The scientists said 10-year climate data sets like the one gathered for the new study are not long enough to determine climate change trends. "This paper addresses a question of immediate relevance to our understanding of the human impact on climate," said Neely. "It should interest those examining the sources of decadal climate variability, the global impact of local pollution and the role of volcanoes."

While small and moderate volcanoes mask some of the human-caused warming of the planet, larger volcanoes can have a much bigger effect, said Toon. When Mount Pinatubo in the Philippines erupted in 1991, it emitted millions of tons of sulfur dioxide into the atmosphere that cooled the Earth slightly for the next several years.

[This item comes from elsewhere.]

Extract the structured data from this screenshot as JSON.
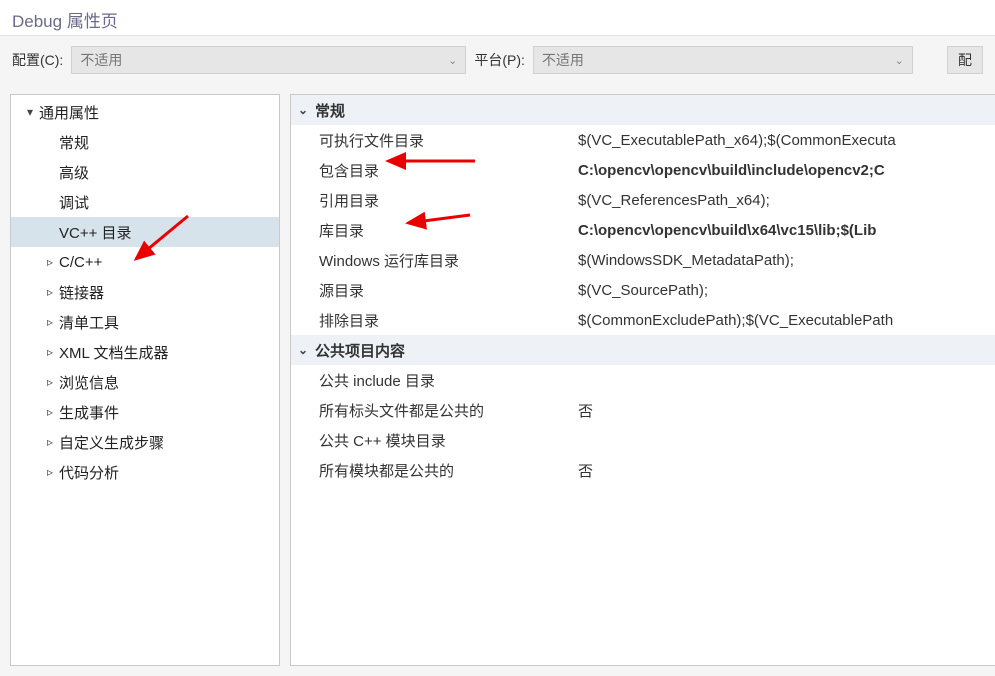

'/>"/>

Contact: Ryan Neely
ryan.neely@colorado.edu
366-302-4244
University of Colorado at Boulder
Source:Eurekalert  

Related biology news :

1. From grains of volcanic glass to continental rifting: New Geosphere articles now online
2. Shimmering water reveals cold volcanic vent in Antarctic waters
3. Finding life in the volcanic systems of the Antarctic Polar Front
4. Rubbing boulders, fossil mammal teeth, barrier islands, and a change in volcanic behavior
5. Understanding faults and volcanics, plus life inside a rock
6. Recent breakthroughs in cocoa flavanol research discussed by European research consortium and expert panel
7. Recent study suggests bats are reservoir for ebola virus in Bangladesh
8. Invading species can extinguish native plants despite recent reports
9. Recent studies bring fossils and genes together to piece together evolutionary history
10. GEN reports on recent progress in Alzheimers research
11. From 503-million-year-old fungi to recent earthquakes: New Geology posted ahead of print
Post Your Comments:
*Name:
*Comment:
*Email:
Related Image:
Volcanic aerosols, not pollutants, tamped down recent Earth warming, says CU-Boulder study
(Date:4/11/2017)... 11, 2017 No two people are ... the New York University Tandon School of Engineering ... found that partial similarities between prints are common ... mobile phones and other electronic devices can be ... vulnerability lies in the fact that fingerprint-based authentication ...
(Date:4/5/2017)... -- Today HYPR Corp. , leading innovator in ... the HYPR platform is officially FIDO® Certified . ... that empowers biometric authentication across Fortune 500 enterprises and ... 15 million users across the financial services industry, however ... suites and physical access represent a growing portion of ...
(Date:3/30/2017)... 30, 2017  On April 6-7, 2017, Sequencing.com will ... hackathon at Microsoft,s headquarters in ... focus on developing health and wellness apps that provide ... the Genome is the first hackathon for personal ... largest companies in the genomics, tech and health industries ...
Breaking Biology News(10 mins):
(Date:10/12/2017)... Irvine, ca (PRWEB) , ... October 12, 2017 ... ... for the Surgical Wound Market with the addition of its newest module, US ... the $1.2B market for thrombin hemostats, absorbable hemostats, fibrin sealants, synthetic sealants and ...
(Date:10/11/2017)... ... October 11, 2017 , ... The CRISPR-Cas9 ... enabling overexpression experiments and avoiding the use of exogenous expression plasmids. The simplicity ... for performing systematic gain-of-function studies. , This complement to loss-of-function studies, such ...
(Date:10/11/2017)... 2017  VMS BioMarketing, a leading provider of patient support ... Nurse Educator (CNE) network, which will launch this week. The ... health care professionals to enhance the patient care experience by ... other health care professionals to help women who have been ... ...
(Date:10/11/2017)... ... 11, 2017 , ... Singh Biotechnology today announced that the ... its novel anti-STAT3 (Signal Transducer and Activator of Transcription 3) B VHH13 single ... the cell membrane and bind intracellular STAT3 and inhibit its function. Dysregulation of ...
Breaking Biology Technology: